--- START ---
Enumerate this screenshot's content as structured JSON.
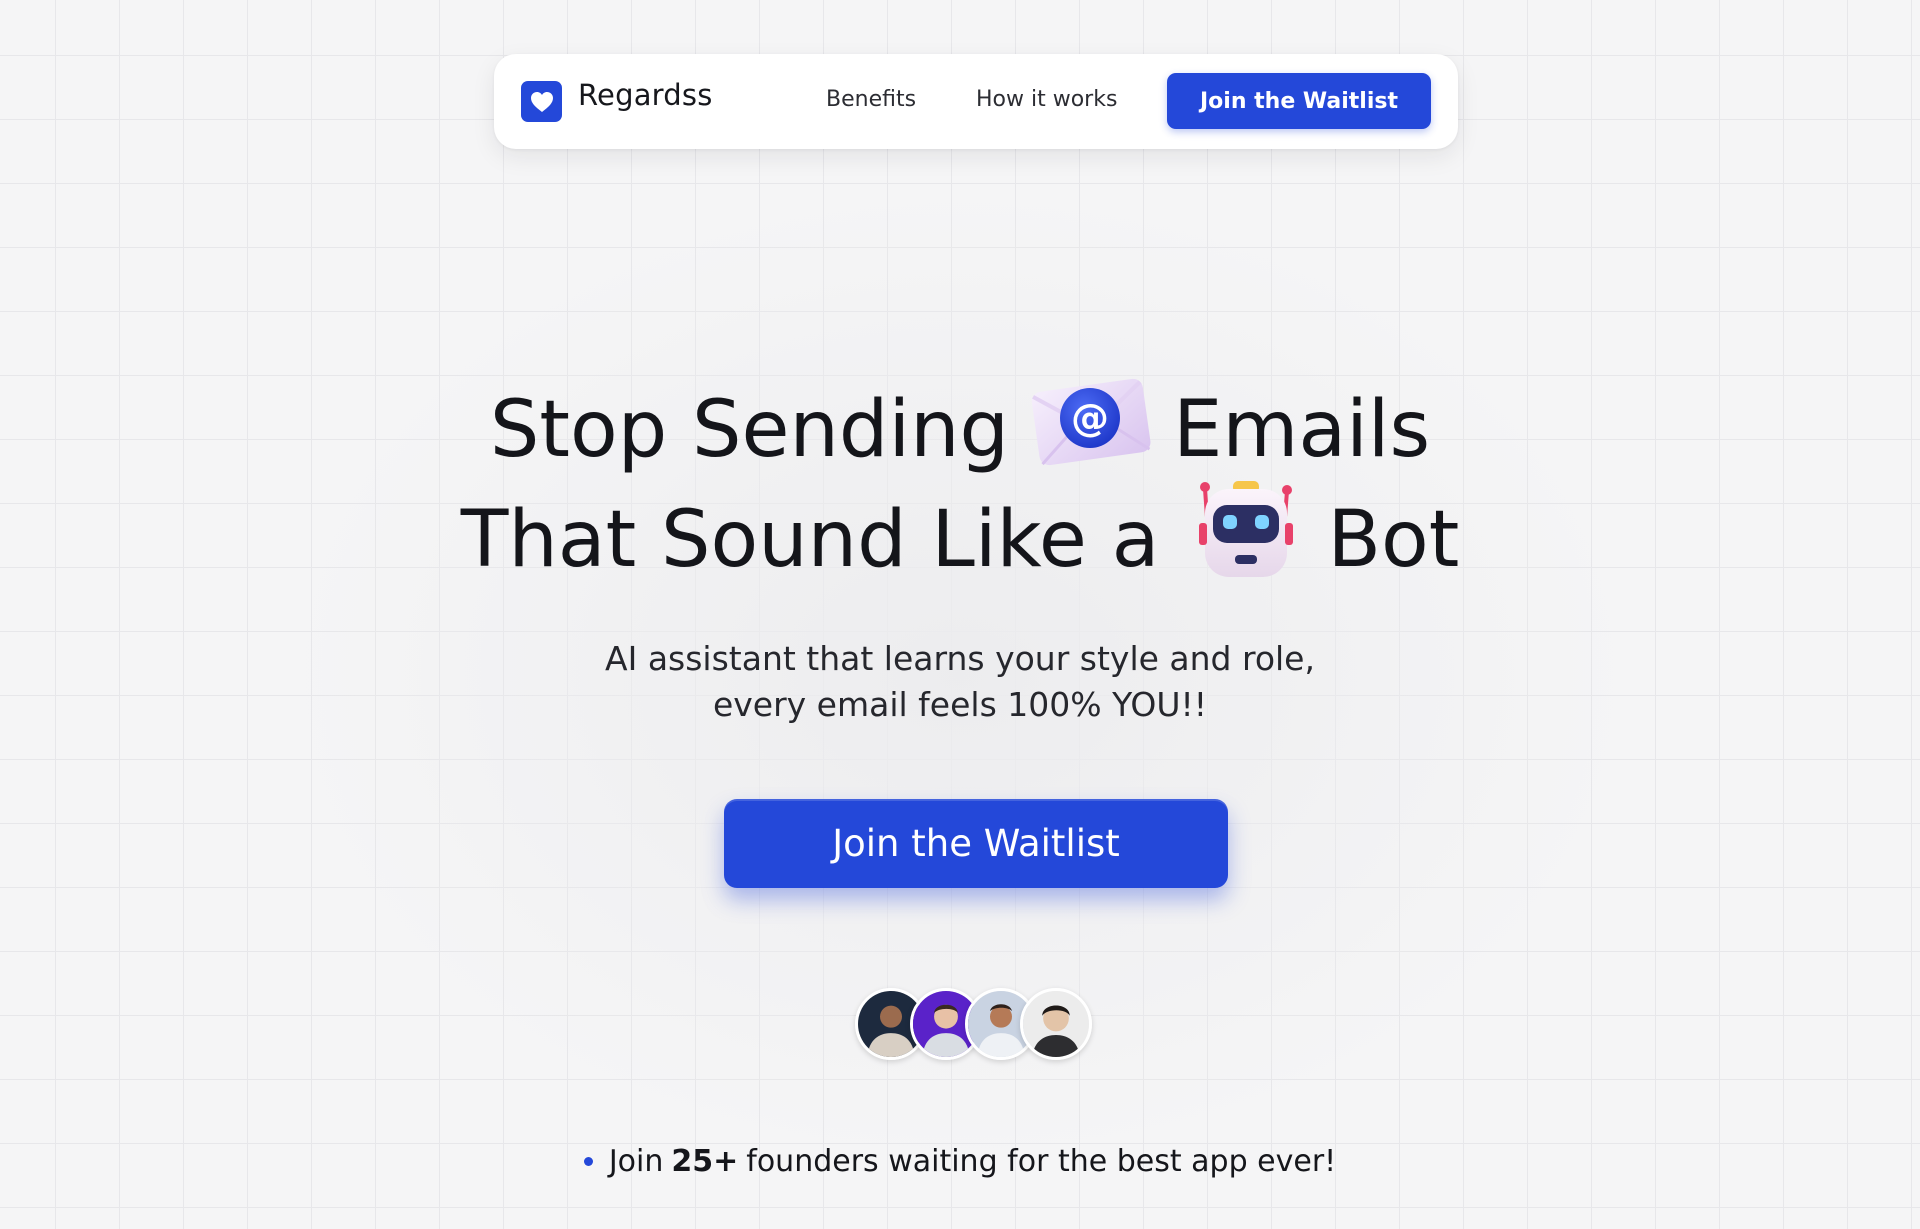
{
  "navbar": {
    "brand": "Regardss",
    "links": [
      "Benefits",
      "How it works"
    ],
    "cta_label": "Join the Waitlist"
  },
  "hero": {
    "line1_start": "Stop Sending",
    "line1_end": "Emails",
    "line2_start": "That Sound Like a",
    "line2_end": "Bot",
    "icons": [
      "envelope-at-icon",
      "robot-icon"
    ],
    "subtitle_line1": "AI assistant that learns your style and role,",
    "subtitle_line2": "every email feels 100% YOU!!",
    "cta_label": "Join the Waitlist"
  },
  "social_proof": {
    "prefix": "Join",
    "count": "25+",
    "suffix": "founders waiting for the best app ever!",
    "avatars": 4
  },
  "colors": {
    "accent": "#2448d9",
    "background": "#f5f5f6",
    "text": "#14151a"
  }
}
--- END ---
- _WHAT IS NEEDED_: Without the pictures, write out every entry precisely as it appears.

- _REPLY_:
Enumerate this screenshot's content as structured JSON.
{
  "navbar": {
    "brand": "Regardss",
    "links": [
      "Benefits",
      "How it works"
    ],
    "cta_label": "Join the Waitlist"
  },
  "hero": {
    "line1_start": "Stop Sending",
    "line1_end": "Emails",
    "line2_start": "That Sound Like a",
    "line2_end": "Bot",
    "icons": [
      "envelope-at-icon",
      "robot-icon"
    ],
    "subtitle_line1": "AI assistant that learns your style and role,",
    "subtitle_line2": "every email feels 100% YOU!!",
    "cta_label": "Join the Waitlist"
  },
  "social_proof": {
    "prefix": "Join",
    "count": "25+",
    "suffix": "founders waiting for the best app ever!",
    "avatars": 4
  },
  "colors": {
    "accent": "#2448d9",
    "background": "#f5f5f6",
    "text": "#14151a"
  }
}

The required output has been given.